My medical school classmates and I were on high alert. That afternoon, our in-patient rounds were being conducted by the chief of medicine of our medical school. In our group was a senior medical resident who was currently supervising us. The chief led us into a patient’s room and he politely introduced himself and the rest of us to the patient.
“Dr. Smith. What can you tell me about this patient?”
The senior resident quickly responded, “Mr. Jones was admitted with worsening chest pain that occurred over several hours, unrelieved by rest. Our initial tests ruled out an MI (myocardial infarction) and he is scheduled for a coronary angiogram.”
“His history is suggestive of angina. What do you think, Dr. Smith?”
Our resident confidently declared, “Wasn’t it Osler who first coined the term, ‘pre-infarction angina’ to describe the disease we now call unstable angina? I believe his history of continual chest pain, unrelieved by rest, fits this diagnosis.”
The chief’s eyes twinkled. “Very good. Yes, this was Osler’s original description of this disease.”
After our rounds, my classmate looked at me with eyes opened wide and declared, “He quoted Osler!”
“I know!” I nodded. “Never thought I would hear that!”
Dr. Osler ushered in many advances in medicine that are still relevant to today’s physicians. His medical observations and his quotations frequently find placement in medical books and journal articles. In spite of his revered status, it is almost a joke amongst medical students if we hear of another medical student or physician quoting Sir William Osler because it is perceived as an over the top, ostentatious display of knowledge, uttered only by sycophants. While this quotation did provide an eloquent and historical definition of unstable angina, it undoubtedly was used to impress the chief of medicine.

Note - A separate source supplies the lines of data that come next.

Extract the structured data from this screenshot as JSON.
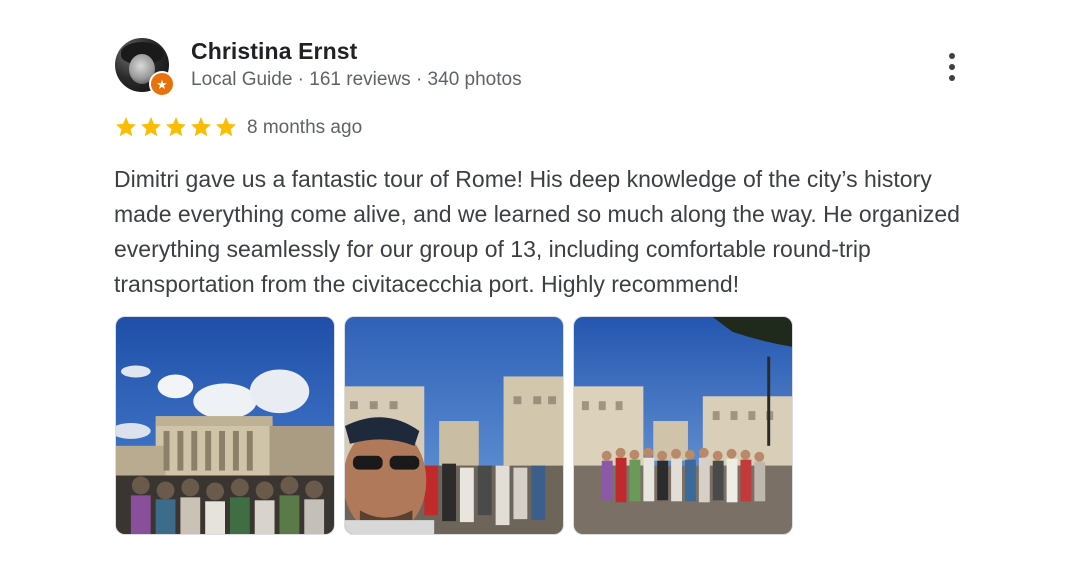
{
  "reviewer": {
    "name": "Christina Ernst",
    "meta": "Local Guide · 161 reviews · 340 photos",
    "avatar_icon": "profile-photo",
    "badge_icon": "local-guide-star-icon",
    "badge_color": "#e8710a"
  },
  "rating": {
    "stars": 5,
    "max_stars": 5,
    "star_color": "#fbbc04",
    "date": "8 months ago"
  },
  "review_text": "Dimitri gave us a fantastic tour of Rome! His deep knowledge of the city’s history made everything come alive, and we learned so much along the way. He organized everything seamlessly for our group of 13, including comfortable round-trip transportation from the civitacecchia port. Highly recommend!",
  "menu_icon": "more-vert-icon",
  "photos": [
    {
      "subject": "group-at-st-peters-basilica"
    },
    {
      "subject": "selfie-with-group-via-della-conciliazione"
    },
    {
      "subject": "group-photo-via-della-conciliazione"
    }
  ]
}
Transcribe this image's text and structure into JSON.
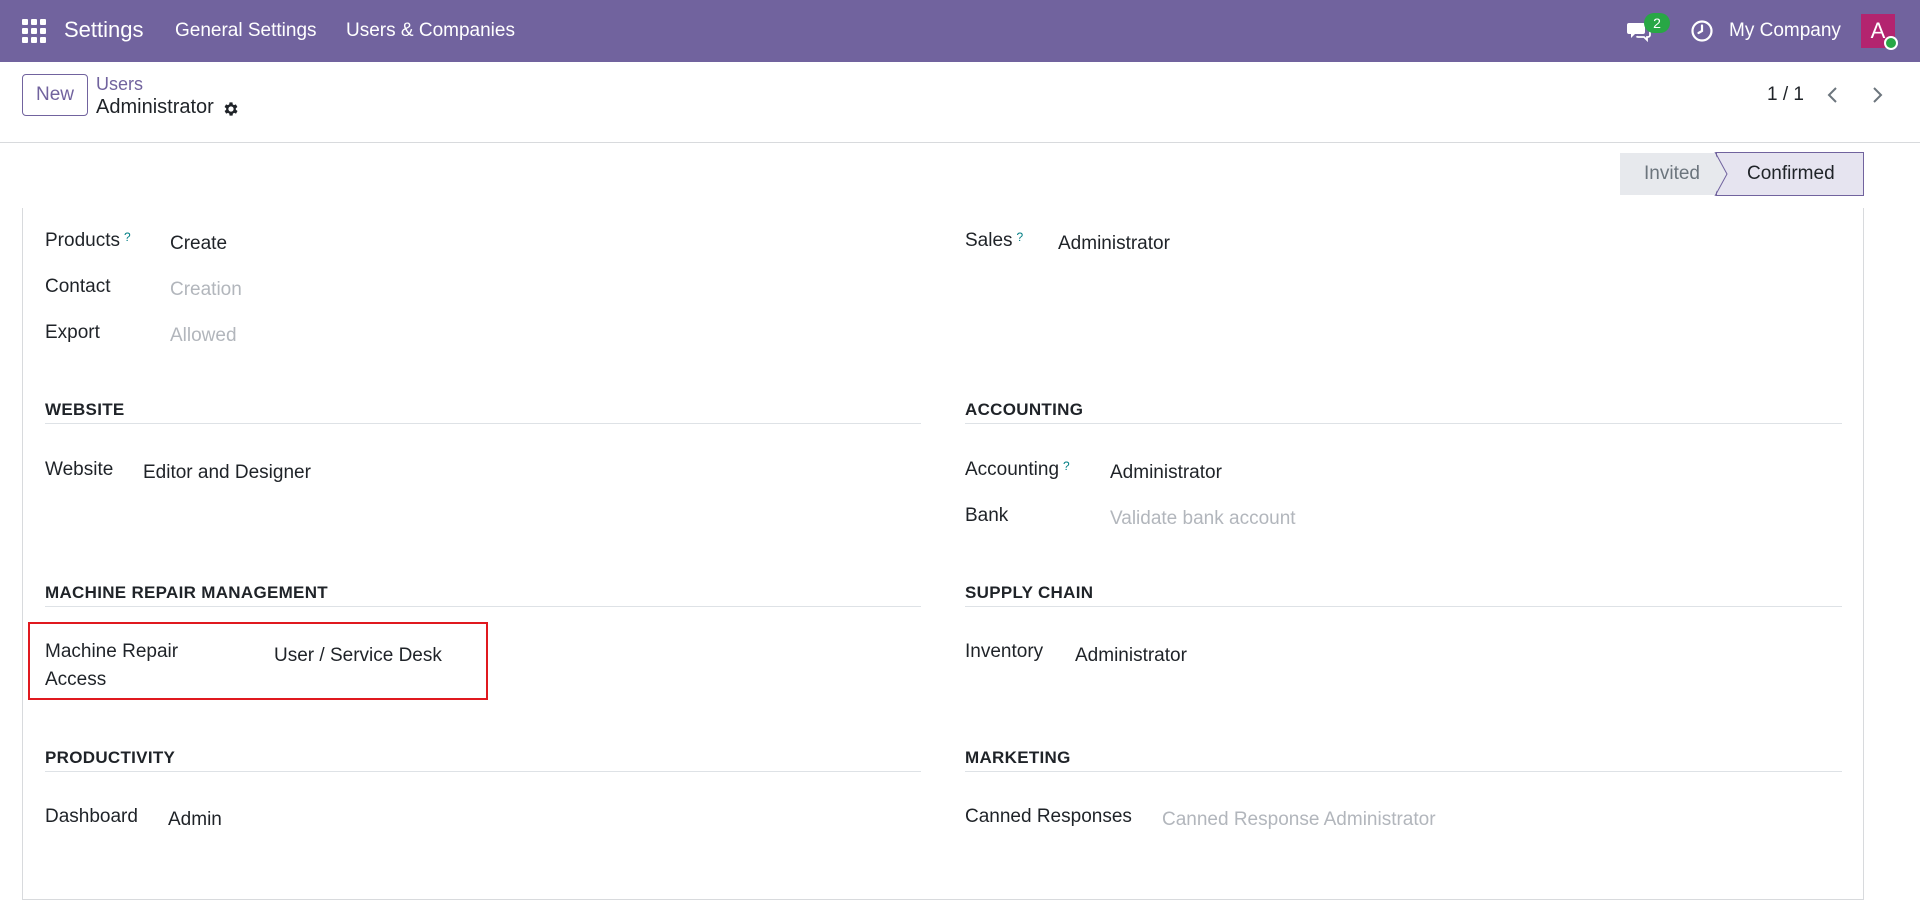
{
  "topbar": {
    "app_name": "Settings",
    "nav": [
      "General Settings",
      "Users & Companies"
    ],
    "chat_badge": "2",
    "company": "My Company",
    "avatar_letter": "A",
    "brand_color": "#71639e"
  },
  "control_panel": {
    "new_label": "New",
    "breadcrumb": "Users",
    "record_title": "Administrator",
    "pager": "1 / 1"
  },
  "status": {
    "invited": "Invited",
    "confirmed": "Confirmed",
    "current": "Confirmed"
  },
  "top_fields": {
    "products_label": "Products",
    "products_value": "Create",
    "contact_label": "Contact",
    "contact_value": "Creation",
    "export_label": "Export",
    "export_value": "Allowed",
    "sales_label": "Sales",
    "sales_value": "Administrator",
    "help_mark": "?"
  },
  "sections": {
    "website": {
      "title": "WEBSITE",
      "label": "Website",
      "value": "Editor and Designer"
    },
    "accounting": {
      "title": "ACCOUNTING",
      "accounting_label": "Accounting",
      "accounting_value": "Administrator",
      "bank_label": "Bank",
      "bank_value": "Validate bank account"
    },
    "machine_repair": {
      "title": "MACHINE REPAIR MANAGEMENT",
      "label_line1": "Machine Repair",
      "label_line2": "Access",
      "value": "User / Service Desk"
    },
    "supply_chain": {
      "title": "SUPPLY CHAIN",
      "label": "Inventory",
      "value": "Administrator"
    },
    "productivity": {
      "title": "PRODUCTIVITY",
      "label": "Dashboard",
      "value": "Admin"
    },
    "marketing": {
      "title": "MARKETING",
      "label": "Canned Responses",
      "value": "Canned Response Administrator"
    }
  }
}
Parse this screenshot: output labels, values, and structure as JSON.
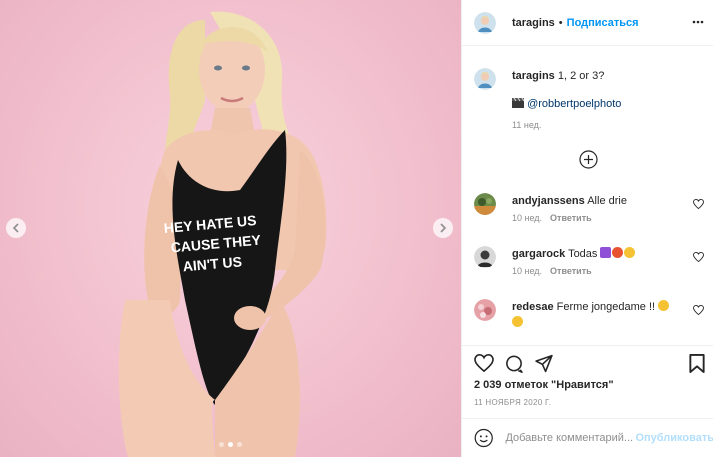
{
  "post": {
    "photo_overlay_text": "HEY HATE US\nCAUSE THEY\nAIN'T US",
    "carousel": {
      "total": 3,
      "active": 2
    }
  },
  "header": {
    "username": "taragins",
    "separator": "•",
    "follow_label": "Подписаться"
  },
  "caption": {
    "username": "taragins",
    "text": "1, 2 or 3?",
    "photo_credit": "@robbertpoelphoto",
    "time": "11 нед."
  },
  "comments": [
    {
      "username": "andyjanssens",
      "text": "Alle drie",
      "time": "10 нед.",
      "reply_label": "Ответить"
    },
    {
      "username": "gargarock",
      "text": "Todas",
      "time": "10 нед.",
      "reply_label": "Ответить"
    },
    {
      "username": "redesae",
      "text": "Ferme jongedame !!",
      "time": "",
      "reply_label": ""
    }
  ],
  "stats": {
    "likes": "2 039 отметок \"Нравится\"",
    "date": "11 НОЯБРЯ 2020 Г."
  },
  "composer": {
    "placeholder": "Добавьте комментарий...",
    "publish_label": "Опубликовать"
  },
  "colors": {
    "accent": "#0095f6",
    "link": "#00376b",
    "muted": "#8e8e8e",
    "photo_background": "#f1c1cf"
  }
}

Quoting an authoritative source or reference usually commands our attention, but sometimes, it can seem trite and contrived. Politicians are fond of quoting the Bible. Some believe it projects an air of credibility and allows them to identify and curry favor with a particular constituent base. Others may do it with hostile intent to make a point about some perceived racist or misogynistic slant of the Bible. Regardless, the fact that the Bible is quoted should give one pause to realize the Bible must contain some element of Truth, otherwise, it would not be referenced. How can we know if someone quoting the Bible is sincere?
Abide in me, and I in you. As the branch cannot bear fruit by itself, unless it abides in the vine, neither can you, unless you abide in me. I am the vine; you are the branches. Whoever abides in me and I in him, he it is that bears much fruit, for apart from me you can do nothing.
John 15:4-5 (ESV)
Jesus Christ gave this commandment to guide His followers after He was crucified and resurrected.
We can only abide in Jesus Christ by remaining immersed in His Word, the Bible. If we do this, we will bear fruit and our actions will advance the Kingdom of God on this earth. We can only understand the true motives of anyone who quotes the Bible by measuring their actions against this Truth.
Love and trust the Lord; seek His will in your life.